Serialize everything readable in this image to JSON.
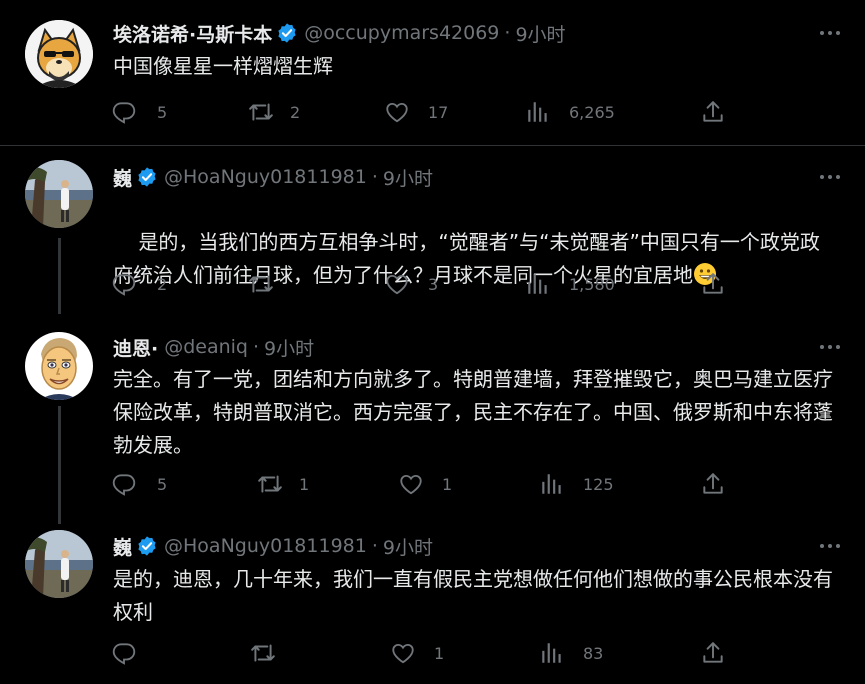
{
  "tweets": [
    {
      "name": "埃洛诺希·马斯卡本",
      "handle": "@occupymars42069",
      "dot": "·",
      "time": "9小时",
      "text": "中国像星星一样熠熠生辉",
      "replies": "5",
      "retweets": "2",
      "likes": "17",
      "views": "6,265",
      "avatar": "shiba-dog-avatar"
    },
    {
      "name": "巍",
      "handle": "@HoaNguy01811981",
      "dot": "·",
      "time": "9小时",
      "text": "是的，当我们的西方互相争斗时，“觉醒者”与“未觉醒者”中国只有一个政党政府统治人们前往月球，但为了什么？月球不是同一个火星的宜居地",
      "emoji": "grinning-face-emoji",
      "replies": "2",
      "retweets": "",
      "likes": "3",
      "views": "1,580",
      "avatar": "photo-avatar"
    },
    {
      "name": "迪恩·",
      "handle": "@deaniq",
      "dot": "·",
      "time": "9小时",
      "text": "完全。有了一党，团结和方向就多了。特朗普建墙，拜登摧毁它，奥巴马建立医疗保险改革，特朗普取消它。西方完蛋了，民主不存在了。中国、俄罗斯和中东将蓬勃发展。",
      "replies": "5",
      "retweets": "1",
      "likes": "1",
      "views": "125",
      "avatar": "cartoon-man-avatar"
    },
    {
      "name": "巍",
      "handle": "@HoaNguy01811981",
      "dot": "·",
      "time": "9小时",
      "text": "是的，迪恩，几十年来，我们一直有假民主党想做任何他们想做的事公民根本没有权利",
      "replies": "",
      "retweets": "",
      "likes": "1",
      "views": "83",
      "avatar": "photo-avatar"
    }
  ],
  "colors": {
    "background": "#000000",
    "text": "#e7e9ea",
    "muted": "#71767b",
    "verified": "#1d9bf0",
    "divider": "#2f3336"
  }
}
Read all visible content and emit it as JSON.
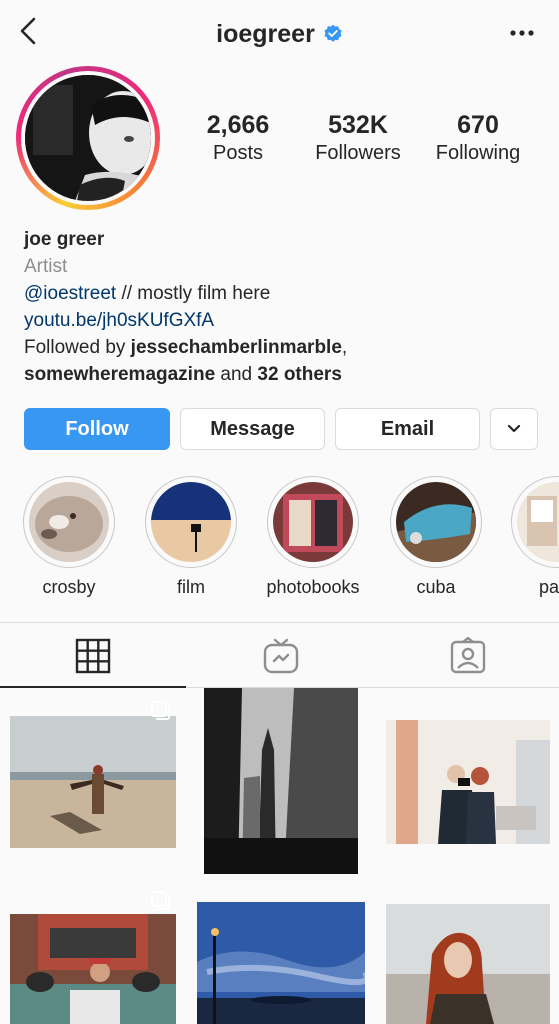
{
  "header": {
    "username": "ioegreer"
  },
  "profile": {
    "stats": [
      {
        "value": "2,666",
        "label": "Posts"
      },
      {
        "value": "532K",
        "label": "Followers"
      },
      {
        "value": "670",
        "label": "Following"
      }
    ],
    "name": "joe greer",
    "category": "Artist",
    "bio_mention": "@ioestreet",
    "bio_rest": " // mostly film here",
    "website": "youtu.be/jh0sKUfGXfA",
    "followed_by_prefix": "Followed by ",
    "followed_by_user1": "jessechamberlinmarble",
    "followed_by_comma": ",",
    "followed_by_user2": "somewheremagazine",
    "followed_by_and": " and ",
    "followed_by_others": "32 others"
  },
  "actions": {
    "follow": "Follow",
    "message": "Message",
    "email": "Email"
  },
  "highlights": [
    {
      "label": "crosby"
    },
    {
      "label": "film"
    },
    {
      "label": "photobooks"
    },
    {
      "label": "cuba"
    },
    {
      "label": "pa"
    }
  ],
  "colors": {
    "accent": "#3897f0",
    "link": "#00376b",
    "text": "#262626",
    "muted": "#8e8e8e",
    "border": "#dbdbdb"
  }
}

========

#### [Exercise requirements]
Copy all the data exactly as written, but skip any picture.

#### [Response]
Serialize everything readable in this image to JSON.
{
  "tweets": [
    {
      "name": "埃洛诺希·马斯卡本",
      "handle": "@occupymars42069",
      "dot": "·",
      "time": "9小时",
      "text": "中国像星星一样熠熠生辉",
      "replies": "5",
      "retweets": "2",
      "likes": "17",
      "views": "6,265",
      "avatar": "shiba-dog-avatar"
    },
    {
      "name": "巍",
      "handle": "@HoaNguy01811981",
      "dot": "·",
      "time": "9小时",
      "text": "是的，当我们的西方互相争斗时，“觉醒者”与“未觉醒者”中国只有一个政党政府统治人们前往月球，但为了什么？月球不是同一个火星的宜居地",
      "emoji": "grinning-face-emoji",
      "replies": "2",
      "retweets": "",
      "likes": "3",
      "views": "1,580",
      "avatar": "photo-avatar"
    },
    {
      "name": "迪恩·",
      "handle": "@deaniq",
      "dot": "·",
      "time": "9小时",
      "text": "完全。有了一党，团结和方向就多了。特朗普建墙，拜登摧毁它，奥巴马建立医疗保险改革，特朗普取消它。西方完蛋了，民主不存在了。中国、俄罗斯和中东将蓬勃发展。",
      "replies": "5",
      "retweets": "1",
      "likes": "1",
      "views": "125",
      "avatar": "cartoon-man-avatar"
    },
    {
      "name": "巍",
      "handle": "@HoaNguy01811981",
      "dot": "·",
      "time": "9小时",
      "text": "是的，迪恩，几十年来，我们一直有假民主党想做任何他们想做的事公民根本没有权利",
      "replies": "",
      "retweets": "",
      "likes": "1",
      "views": "83",
      "avatar": "photo-avatar"
    }
  ],
  "colors": {
    "background": "#000000",
    "text": "#e7e9ea",
    "muted": "#71767b",
    "verified": "#1d9bf0",
    "divider": "#2f3336"
  }
}
Read all visible content and emit it as JSON.
{
  "header": {
    "username": "ioegreer"
  },
  "profile": {
    "stats": [
      {
        "value": "2,666",
        "label": "Posts"
      },
      {
        "value": "532K",
        "label": "Followers"
      },
      {
        "value": "670",
        "label": "Following"
      }
    ],
    "name": "joe greer",
    "category": "Artist",
    "bio_mention": "@ioestreet",
    "bio_rest": " // mostly film here",
    "website": "youtu.be/jh0sKUfGXfA",
    "followed_by_prefix": "Followed by ",
    "followed_by_user1": "jessechamberlinmarble",
    "followed_by_comma": ",",
    "followed_by_user2": "somewheremagazine",
    "followed_by_and": " and ",
    "followed_by_others": "32 others"
  },
  "actions": {
    "follow": "Follow",
    "message": "Message",
    "email": "Email"
  },
  "highlights": [
    {
      "label": "crosby"
    },
    {
      "label": "film"
    },
    {
      "label": "photobooks"
    },
    {
      "label": "cuba"
    },
    {
      "label": "pa"
    }
  ],
  "colors": {
    "accent": "#3897f0",
    "link": "#00376b",
    "text": "#262626",
    "muted": "#8e8e8e",
    "border": "#dbdbdb"
  }
}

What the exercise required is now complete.